Responding to a question on the International Monetary Fund (IMF) in October, trimming India’s potential growth to 6% due to the impact of the pandemic, the finance minister said the actual number can be more than that. “Of course, that will have to be enabled through several steps that the government has to keep taking,” she said. To be sure, IMF’s estimate was about long-term growth potential, not this year’s growth, or next. This is the growth rate that an economy can achieve without becoming overheated.
IMF estimates that India will grow by 9.5% in 2021 and 8.5% in 2022.
Facilitating simpler compliance, focusing on the ease of doing business, and consistency and certainty in the tax regime are among the measures that would help, she specified.

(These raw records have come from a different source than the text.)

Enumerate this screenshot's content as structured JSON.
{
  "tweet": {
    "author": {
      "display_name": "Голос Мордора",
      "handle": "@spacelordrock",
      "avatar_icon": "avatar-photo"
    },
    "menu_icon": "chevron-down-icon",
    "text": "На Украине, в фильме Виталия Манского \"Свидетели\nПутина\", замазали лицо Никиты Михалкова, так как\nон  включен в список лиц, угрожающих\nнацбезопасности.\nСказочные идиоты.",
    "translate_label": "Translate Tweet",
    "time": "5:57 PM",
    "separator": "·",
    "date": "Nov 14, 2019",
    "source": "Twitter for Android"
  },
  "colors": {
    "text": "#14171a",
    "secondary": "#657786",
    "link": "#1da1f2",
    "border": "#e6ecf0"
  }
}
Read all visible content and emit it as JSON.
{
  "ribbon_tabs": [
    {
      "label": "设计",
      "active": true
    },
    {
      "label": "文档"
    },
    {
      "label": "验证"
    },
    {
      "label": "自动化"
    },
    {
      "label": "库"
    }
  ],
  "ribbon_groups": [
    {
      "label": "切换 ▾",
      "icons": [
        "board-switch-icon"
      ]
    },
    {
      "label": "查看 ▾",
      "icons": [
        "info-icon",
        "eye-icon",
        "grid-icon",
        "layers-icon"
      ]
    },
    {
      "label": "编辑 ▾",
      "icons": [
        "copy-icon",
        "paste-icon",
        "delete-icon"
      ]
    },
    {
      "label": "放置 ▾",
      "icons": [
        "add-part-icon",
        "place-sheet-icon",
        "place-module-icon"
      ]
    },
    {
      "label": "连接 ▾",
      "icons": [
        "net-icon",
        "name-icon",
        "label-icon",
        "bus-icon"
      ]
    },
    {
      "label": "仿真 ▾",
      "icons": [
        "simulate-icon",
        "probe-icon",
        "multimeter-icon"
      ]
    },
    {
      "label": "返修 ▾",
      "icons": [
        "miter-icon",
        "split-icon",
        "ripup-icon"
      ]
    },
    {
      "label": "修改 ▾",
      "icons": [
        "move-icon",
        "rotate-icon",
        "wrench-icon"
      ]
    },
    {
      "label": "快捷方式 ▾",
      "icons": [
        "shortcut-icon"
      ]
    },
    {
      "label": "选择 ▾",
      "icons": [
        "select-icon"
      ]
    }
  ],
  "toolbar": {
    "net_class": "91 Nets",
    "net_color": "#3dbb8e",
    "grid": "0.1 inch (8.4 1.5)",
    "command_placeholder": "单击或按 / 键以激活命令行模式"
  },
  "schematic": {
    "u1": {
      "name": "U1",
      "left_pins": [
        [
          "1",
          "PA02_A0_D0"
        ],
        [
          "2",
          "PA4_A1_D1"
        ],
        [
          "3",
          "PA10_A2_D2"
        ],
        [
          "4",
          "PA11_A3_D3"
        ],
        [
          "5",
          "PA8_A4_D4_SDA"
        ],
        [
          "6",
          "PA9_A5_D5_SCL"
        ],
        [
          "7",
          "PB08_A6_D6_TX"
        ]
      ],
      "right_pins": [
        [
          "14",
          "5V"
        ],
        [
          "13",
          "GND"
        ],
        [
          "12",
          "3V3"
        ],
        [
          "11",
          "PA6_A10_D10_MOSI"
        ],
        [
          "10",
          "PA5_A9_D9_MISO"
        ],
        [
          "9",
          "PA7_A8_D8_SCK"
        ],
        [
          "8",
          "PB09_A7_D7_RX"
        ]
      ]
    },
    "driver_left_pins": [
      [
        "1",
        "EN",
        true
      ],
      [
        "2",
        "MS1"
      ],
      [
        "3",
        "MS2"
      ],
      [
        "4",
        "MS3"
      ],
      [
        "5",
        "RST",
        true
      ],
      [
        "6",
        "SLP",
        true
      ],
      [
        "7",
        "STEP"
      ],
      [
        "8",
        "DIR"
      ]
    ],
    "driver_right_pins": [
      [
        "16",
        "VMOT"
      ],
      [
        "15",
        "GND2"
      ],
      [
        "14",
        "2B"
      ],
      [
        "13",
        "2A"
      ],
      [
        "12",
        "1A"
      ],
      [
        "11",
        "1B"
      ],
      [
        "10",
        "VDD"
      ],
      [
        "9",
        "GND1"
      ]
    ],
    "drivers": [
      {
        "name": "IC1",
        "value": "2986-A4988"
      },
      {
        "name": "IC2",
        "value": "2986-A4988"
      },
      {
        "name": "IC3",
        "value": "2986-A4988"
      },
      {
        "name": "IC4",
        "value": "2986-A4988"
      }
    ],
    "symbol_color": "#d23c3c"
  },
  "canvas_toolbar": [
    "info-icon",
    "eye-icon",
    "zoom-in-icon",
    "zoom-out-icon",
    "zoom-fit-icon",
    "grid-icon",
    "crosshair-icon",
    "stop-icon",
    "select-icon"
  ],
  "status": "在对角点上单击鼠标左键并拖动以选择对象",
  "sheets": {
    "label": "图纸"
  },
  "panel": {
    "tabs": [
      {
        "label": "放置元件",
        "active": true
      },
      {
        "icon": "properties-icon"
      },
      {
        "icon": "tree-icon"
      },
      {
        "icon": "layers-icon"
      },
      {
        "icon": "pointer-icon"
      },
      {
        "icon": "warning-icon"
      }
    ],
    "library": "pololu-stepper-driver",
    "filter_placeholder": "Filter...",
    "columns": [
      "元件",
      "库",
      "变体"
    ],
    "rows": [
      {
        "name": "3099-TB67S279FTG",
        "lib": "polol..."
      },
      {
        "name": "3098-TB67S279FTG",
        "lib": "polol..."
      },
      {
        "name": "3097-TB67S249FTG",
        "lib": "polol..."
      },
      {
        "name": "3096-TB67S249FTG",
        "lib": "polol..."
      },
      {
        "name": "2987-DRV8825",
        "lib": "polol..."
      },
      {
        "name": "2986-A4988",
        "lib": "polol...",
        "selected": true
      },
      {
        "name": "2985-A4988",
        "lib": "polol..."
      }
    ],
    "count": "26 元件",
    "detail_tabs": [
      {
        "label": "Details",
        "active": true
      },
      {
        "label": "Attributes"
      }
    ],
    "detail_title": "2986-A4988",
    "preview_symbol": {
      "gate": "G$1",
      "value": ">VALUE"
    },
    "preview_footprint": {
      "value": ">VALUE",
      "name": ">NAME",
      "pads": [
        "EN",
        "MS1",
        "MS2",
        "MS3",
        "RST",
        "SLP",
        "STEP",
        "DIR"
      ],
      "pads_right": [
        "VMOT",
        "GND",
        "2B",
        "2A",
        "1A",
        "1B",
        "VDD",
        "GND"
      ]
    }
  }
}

The finance minister declined to answer a direct question on the nature of the government’s policy on cryptocurrencies and their regulation. She did, however, admit that there was “certainly” a lot of speculation happening on private cryptocurrencies and it was unhealthy.
Commenting on India’s promises at the COP 26 climate conference in Glasgow, Sitharaman said that while the move towards less carbon-intensive growth will not in any way affect India’s growth prospects in the short term, in the long term, the country will have to invest more to fuel growth – an argument that backs India’s demand for climate finance funding from developed countries.
On a question “how can we further strengthen cooperative federalism, especially given how polarised the present political scenario is”, Sitharaman recalled the example of the Goods and Services Tax (GST) Council, where decisions are taken unanimously.
“Let’s say, the GST Council. There’s no polarisation there. Matter of fact, it’s a classic example of how federalism can work. There can be a lot of discussion. Sometimes we agree, sometimes we don’t, but eventually solutions have been arrived at with majority of us going through and some of us... with a bit of a reservation, but yet going through it. So, polarisation doesn’t come into this institution. And I’m glad for it. And, therefore, this polarisation being the cause for everything that you want to say, is also not right,” she said.
The GST Council is the apex decision-making body of the indirect tax regime, which is chaired by the Union finance minister and finance ministers of states are its members. Barring one instance related to GST on lottery, its decisions have been unanimous since its inception in July 2017.